# INFORMATION:
┄┄┄┄┄┄┄┄┄┄┄┄┄┄┄┄┄┄┄┄

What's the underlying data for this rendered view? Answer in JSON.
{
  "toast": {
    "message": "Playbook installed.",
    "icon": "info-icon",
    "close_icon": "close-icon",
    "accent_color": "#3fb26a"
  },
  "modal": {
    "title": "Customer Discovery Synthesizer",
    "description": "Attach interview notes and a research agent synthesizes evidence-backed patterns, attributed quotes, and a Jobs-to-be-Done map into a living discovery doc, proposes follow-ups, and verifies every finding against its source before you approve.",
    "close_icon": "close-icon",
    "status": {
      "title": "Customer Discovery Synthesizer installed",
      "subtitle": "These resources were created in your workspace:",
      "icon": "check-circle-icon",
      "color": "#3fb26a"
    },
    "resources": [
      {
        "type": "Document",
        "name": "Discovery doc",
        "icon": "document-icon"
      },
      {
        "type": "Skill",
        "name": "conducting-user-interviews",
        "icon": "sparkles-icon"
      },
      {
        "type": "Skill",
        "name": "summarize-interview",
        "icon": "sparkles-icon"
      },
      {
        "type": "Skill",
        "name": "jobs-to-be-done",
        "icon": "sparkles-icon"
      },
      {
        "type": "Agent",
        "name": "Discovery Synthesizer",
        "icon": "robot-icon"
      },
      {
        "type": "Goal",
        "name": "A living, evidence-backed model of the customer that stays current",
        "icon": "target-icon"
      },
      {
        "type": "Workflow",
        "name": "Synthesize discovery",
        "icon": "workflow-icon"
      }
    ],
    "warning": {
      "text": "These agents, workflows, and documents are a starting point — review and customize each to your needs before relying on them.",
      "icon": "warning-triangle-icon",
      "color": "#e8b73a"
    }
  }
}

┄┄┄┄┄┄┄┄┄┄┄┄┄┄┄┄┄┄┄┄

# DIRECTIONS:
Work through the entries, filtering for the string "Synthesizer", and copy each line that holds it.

# RESPONSE AREA:
    "title": "Customer Discovery Synthesizer",
      "title": "Customer Discovery Synthesizer installed",
        "name": "Discovery Synthesizer",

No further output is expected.